YOUR GOAL
Down to the final line, reproduce the entries that follow exactly.

DATA FOR THIS TASK
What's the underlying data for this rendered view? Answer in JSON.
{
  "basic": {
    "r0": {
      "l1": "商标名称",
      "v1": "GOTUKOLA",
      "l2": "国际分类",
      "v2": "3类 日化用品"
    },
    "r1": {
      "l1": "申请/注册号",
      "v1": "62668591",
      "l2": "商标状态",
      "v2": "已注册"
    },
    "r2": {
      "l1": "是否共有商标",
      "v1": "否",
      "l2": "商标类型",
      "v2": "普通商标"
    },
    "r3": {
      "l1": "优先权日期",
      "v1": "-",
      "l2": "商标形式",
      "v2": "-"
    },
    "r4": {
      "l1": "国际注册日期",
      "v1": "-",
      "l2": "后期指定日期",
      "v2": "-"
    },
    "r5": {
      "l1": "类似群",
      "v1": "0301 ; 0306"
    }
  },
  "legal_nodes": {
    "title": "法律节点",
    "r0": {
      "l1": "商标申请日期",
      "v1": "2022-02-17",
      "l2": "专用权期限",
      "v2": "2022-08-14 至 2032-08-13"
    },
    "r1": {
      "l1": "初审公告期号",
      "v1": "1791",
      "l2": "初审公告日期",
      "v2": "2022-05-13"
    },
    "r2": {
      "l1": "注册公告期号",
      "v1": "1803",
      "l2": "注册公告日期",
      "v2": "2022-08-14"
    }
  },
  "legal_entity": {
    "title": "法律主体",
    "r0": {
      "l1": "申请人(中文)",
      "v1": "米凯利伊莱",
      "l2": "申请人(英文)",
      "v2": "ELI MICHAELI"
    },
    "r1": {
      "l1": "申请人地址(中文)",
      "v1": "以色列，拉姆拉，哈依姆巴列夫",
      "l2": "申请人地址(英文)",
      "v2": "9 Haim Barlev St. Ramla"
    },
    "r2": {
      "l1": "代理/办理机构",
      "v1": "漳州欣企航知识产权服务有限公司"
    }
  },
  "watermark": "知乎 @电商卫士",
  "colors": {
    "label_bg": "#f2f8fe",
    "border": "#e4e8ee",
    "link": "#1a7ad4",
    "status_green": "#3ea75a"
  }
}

OUTPUT OF THE EXERCISE
What's the underlying data for this rendered view? Answer in JSON.
{
  "basic": {
    "r0": {
      "l1": "商标名称",
      "v1": "GOTUKOLA",
      "l2": "国际分类",
      "v2": "3类 日化用品"
    },
    "r1": {
      "l1": "申请/注册号",
      "v1": "62668591",
      "l2": "商标状态",
      "v2": "已注册"
    },
    "r2": {
      "l1": "是否共有商标",
      "v1": "否",
      "l2": "商标类型",
      "v2": "普通商标"
    },
    "r3": {
      "l1": "优先权日期",
      "v1": "-",
      "l2": "商标形式",
      "v2": "-"
    },
    "r4": {
      "l1": "国际注册日期",
      "v1": "-",
      "l2": "后期指定日期",
      "v2": "-"
    },
    "r5": {
      "l1": "类似群",
      "v1": "0301 ; 0306"
    }
  },
  "legal_nodes": {
    "title": "法律节点",
    "r0": {
      "l1": "商标申请日期",
      "v1": "2022-02-17",
      "l2": "专用权期限",
      "v2": "2022-08-14 至 2032-08-13"
    },
    "r1": {
      "l1": "初审公告期号",
      "v1": "1791",
      "l2": "初审公告日期",
      "v2": "2022-05-13"
    },
    "r2": {
      "l1": "注册公告期号",
      "v1": "1803",
      "l2": "注册公告日期",
      "v2": "2022-08-14"
    }
  },
  "legal_entity": {
    "title": "法律主体",
    "r0": {
      "l1": "申请人(中文)",
      "v1": "米凯利伊莱",
      "l2": "申请人(英文)",
      "v2": "ELI MICHAELI"
    },
    "r1": {
      "l1": "申请人地址(中文)",
      "v1": "以色列，拉姆拉，哈依姆巴列夫",
      "l2": "申请人地址(英文)",
      "v2": "9 Haim Barlev St. Ramla"
    },
    "r2": {
      "l1": "代理/办理机构",
      "v1": "漳州欣企航知识产权服务有限公司"
    }
  },
  "watermark": "知乎 @电商卫士",
  "colors": {
    "label_bg": "#f2f8fe",
    "border": "#e4e8ee",
    "link": "#1a7ad4",
    "status_green": "#3ea75a"
  }
}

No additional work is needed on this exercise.